• Task item
Scan the records for lines with the word "JSON", and copy every such line.

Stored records
------------------------------------------------------------

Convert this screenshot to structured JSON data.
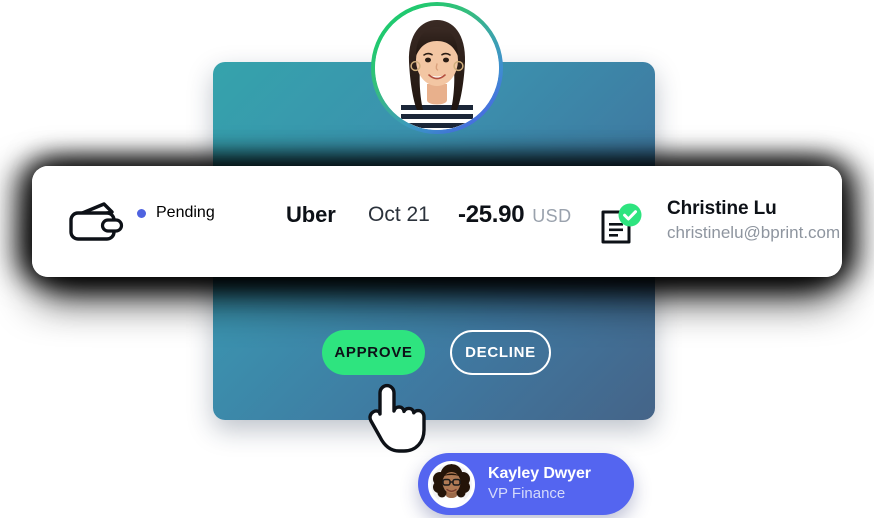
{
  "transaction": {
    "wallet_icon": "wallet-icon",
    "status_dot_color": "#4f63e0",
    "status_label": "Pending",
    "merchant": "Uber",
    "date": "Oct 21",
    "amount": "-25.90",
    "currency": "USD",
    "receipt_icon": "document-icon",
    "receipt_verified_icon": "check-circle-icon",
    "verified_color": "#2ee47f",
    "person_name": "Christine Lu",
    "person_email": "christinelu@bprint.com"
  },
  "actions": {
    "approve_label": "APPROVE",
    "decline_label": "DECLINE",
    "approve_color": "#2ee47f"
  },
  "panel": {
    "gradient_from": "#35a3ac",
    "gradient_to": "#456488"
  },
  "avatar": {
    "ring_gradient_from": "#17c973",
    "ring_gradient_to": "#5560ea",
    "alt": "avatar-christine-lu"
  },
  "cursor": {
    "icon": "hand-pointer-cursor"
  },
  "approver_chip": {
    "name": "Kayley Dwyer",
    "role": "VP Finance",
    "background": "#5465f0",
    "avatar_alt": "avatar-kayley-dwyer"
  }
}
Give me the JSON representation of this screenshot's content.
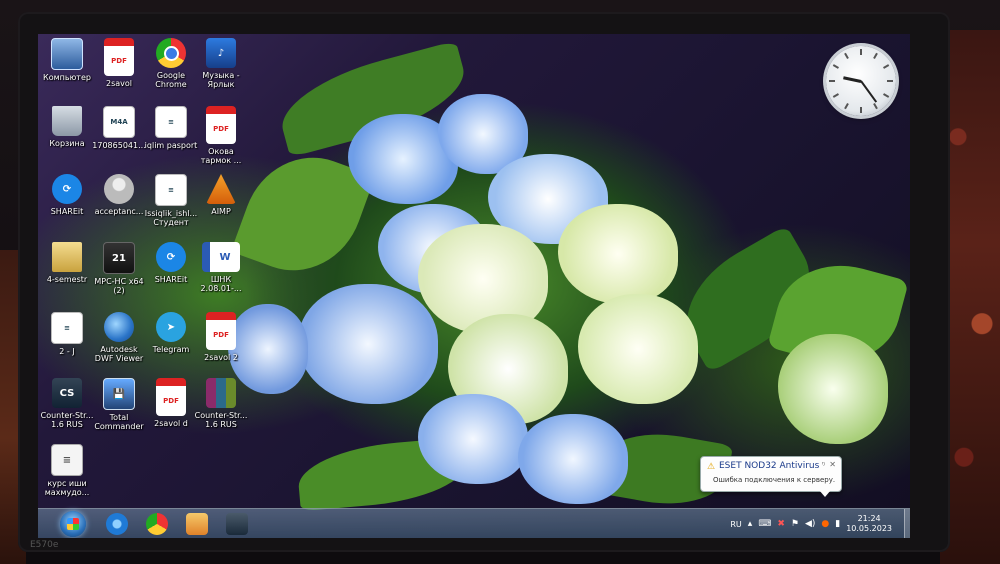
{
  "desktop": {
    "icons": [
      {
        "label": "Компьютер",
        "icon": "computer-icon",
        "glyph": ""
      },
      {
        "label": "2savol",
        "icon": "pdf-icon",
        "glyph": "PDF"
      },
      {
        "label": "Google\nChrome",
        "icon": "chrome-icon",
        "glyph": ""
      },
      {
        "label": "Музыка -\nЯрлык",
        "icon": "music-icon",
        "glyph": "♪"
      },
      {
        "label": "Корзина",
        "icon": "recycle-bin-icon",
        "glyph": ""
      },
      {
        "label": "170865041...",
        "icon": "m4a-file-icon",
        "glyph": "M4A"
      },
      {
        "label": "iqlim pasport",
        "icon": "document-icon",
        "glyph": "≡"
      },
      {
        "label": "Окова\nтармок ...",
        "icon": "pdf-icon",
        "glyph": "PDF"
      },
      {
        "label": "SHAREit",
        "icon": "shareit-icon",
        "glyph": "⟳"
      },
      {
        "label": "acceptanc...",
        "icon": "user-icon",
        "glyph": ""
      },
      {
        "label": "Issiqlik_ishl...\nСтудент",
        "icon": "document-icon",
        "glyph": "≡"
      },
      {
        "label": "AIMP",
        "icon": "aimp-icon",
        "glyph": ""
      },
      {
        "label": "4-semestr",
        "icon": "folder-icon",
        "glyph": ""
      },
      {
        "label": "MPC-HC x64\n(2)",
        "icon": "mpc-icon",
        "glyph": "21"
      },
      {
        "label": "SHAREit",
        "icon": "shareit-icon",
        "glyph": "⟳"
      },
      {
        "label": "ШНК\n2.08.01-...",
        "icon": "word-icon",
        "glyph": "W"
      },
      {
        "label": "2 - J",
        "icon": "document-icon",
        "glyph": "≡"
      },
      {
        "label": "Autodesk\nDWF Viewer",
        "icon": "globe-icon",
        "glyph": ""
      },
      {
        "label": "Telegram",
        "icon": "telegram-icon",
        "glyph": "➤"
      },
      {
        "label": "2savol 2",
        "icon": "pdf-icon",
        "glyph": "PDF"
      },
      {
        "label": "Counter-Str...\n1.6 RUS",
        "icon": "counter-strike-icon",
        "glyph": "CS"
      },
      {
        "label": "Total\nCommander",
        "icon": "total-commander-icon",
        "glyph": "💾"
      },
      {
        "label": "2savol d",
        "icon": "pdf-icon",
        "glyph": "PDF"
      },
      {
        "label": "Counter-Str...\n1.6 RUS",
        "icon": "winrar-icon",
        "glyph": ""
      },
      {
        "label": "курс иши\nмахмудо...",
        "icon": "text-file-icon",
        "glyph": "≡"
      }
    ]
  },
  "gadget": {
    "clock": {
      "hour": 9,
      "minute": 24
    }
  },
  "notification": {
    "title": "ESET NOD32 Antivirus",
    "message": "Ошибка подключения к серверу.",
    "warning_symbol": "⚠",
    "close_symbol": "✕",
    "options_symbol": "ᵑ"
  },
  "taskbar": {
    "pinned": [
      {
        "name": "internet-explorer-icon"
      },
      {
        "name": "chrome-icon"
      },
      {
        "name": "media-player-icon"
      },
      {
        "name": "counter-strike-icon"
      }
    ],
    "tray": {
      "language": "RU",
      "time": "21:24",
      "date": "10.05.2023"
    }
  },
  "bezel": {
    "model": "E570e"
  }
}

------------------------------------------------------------

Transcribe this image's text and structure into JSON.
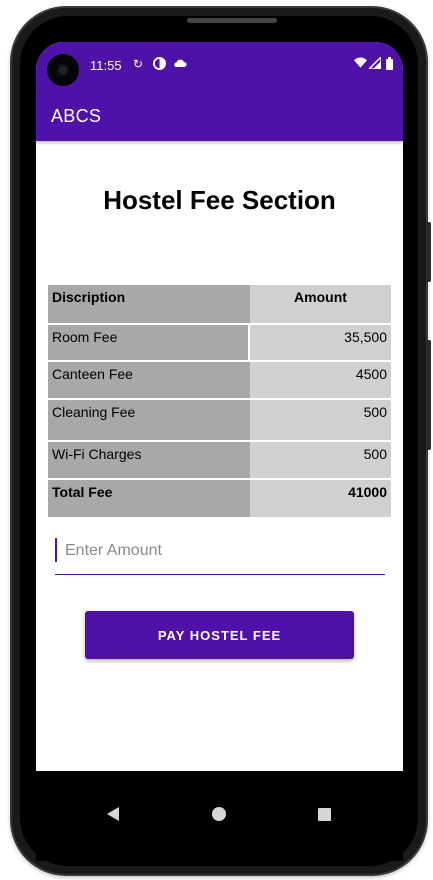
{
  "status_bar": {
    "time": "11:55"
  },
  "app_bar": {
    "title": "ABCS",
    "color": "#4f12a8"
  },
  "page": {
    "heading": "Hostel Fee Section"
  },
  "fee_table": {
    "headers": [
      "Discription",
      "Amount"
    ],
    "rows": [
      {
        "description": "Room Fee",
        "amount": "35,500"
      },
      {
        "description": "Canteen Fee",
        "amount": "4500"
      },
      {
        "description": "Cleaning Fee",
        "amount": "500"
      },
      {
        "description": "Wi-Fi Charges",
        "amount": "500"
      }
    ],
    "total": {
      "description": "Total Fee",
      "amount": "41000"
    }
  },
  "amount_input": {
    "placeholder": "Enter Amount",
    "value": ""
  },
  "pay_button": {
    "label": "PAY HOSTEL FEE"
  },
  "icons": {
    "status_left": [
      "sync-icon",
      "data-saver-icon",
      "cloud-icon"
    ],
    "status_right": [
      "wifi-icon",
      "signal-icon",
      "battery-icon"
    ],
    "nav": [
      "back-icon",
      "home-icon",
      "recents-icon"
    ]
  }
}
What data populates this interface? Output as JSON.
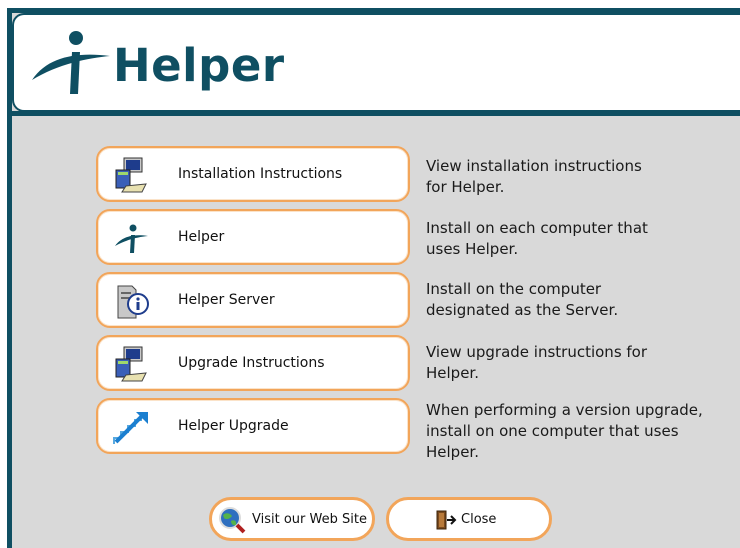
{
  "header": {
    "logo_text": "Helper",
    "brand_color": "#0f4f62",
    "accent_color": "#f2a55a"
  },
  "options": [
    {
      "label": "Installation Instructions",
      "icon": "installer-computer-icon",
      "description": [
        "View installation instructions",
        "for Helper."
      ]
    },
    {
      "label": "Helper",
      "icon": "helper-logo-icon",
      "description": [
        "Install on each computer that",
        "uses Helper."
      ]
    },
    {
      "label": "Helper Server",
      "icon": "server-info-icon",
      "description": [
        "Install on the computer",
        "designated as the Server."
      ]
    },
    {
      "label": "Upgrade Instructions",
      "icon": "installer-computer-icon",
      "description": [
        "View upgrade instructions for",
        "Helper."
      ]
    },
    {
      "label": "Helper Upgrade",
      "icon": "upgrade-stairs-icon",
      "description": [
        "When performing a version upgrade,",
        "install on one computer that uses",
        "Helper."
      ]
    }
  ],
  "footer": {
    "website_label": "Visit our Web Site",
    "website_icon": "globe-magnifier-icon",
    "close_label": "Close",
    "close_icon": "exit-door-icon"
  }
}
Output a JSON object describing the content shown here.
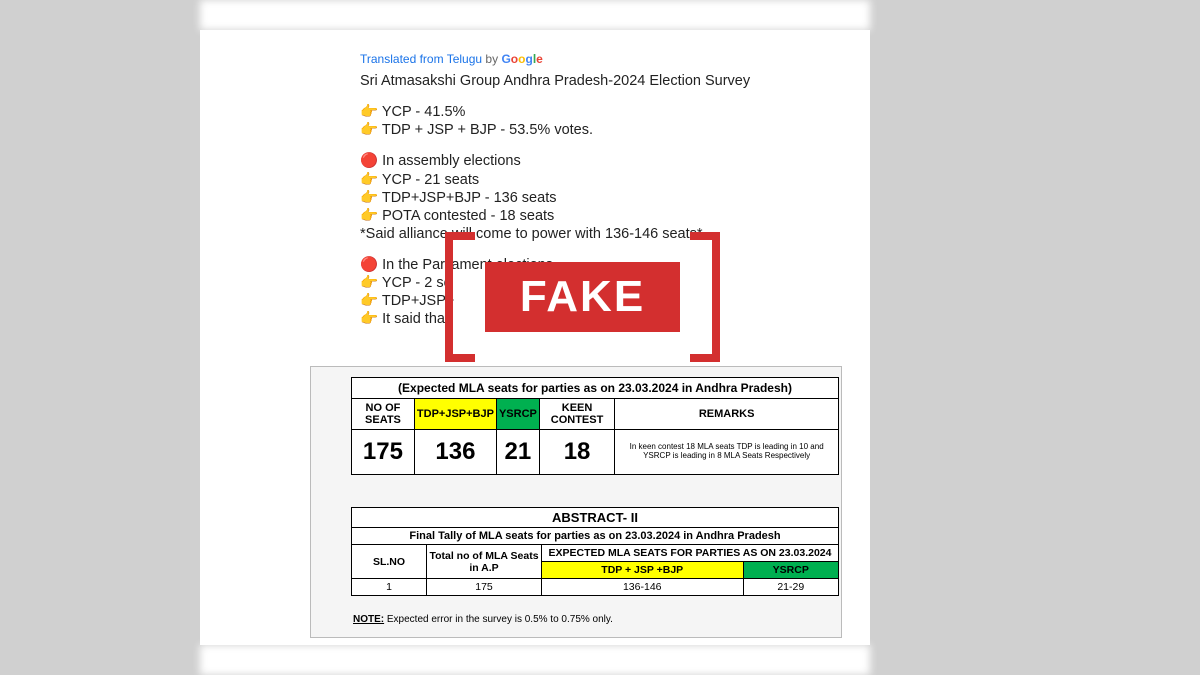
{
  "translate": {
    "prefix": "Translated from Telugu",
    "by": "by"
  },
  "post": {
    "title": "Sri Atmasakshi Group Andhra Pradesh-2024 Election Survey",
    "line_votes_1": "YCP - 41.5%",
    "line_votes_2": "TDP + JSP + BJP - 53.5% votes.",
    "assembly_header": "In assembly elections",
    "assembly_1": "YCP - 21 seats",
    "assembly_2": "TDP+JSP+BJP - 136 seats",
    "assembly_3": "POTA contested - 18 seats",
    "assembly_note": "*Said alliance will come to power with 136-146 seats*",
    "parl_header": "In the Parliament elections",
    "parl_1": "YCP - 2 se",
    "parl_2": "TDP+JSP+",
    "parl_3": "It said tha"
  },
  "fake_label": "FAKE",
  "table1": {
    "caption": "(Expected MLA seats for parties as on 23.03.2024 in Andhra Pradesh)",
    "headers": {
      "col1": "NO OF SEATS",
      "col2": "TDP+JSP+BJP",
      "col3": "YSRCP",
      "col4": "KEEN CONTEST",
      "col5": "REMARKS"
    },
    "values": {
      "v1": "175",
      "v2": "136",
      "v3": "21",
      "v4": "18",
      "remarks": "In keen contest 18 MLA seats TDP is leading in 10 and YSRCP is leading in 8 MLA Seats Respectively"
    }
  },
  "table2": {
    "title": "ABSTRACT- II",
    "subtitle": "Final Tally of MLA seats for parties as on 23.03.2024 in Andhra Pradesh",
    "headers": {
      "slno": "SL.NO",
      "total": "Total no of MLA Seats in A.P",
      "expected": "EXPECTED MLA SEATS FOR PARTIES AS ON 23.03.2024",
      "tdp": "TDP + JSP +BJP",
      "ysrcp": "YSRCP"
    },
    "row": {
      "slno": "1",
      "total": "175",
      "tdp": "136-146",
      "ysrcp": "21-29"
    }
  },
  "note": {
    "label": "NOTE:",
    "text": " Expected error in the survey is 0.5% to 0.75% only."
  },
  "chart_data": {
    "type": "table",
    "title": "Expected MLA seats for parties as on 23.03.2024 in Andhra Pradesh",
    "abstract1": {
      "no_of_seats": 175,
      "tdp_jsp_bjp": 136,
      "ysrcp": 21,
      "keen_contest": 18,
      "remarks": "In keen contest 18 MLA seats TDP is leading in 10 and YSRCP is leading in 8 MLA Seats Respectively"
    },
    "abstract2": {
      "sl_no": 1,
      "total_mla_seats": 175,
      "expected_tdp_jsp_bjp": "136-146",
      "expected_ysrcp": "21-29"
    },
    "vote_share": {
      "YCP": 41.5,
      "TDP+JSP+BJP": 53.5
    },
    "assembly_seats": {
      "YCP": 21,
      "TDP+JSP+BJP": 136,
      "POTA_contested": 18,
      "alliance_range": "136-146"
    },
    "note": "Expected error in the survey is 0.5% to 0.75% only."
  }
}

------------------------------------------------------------

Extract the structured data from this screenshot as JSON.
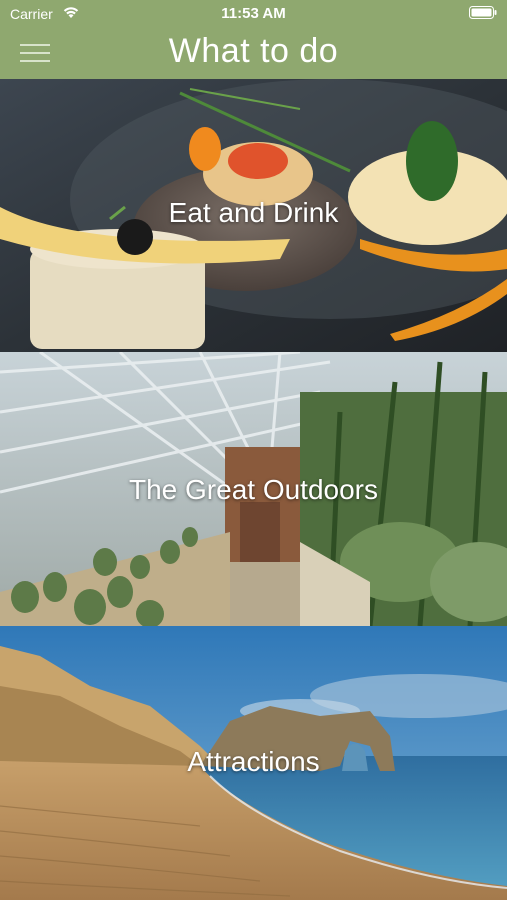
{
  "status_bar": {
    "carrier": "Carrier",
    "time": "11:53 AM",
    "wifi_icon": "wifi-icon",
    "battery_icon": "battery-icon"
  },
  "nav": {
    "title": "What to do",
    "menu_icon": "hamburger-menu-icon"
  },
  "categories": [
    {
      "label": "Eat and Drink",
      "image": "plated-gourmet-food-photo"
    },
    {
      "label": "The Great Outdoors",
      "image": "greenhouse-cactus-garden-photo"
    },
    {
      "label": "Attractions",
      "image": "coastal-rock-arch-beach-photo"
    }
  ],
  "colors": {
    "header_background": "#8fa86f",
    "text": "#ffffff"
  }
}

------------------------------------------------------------

• Response to this task
Convert this screenshot to structured JSON data.
Give me the JSON representation of this screenshot's content.
Transcribe this image's text and structure into JSON.
What data populates this interface? Output as JSON.
Output a JSON object describing the content shown here.
Extract the structured data from this screenshot as JSON.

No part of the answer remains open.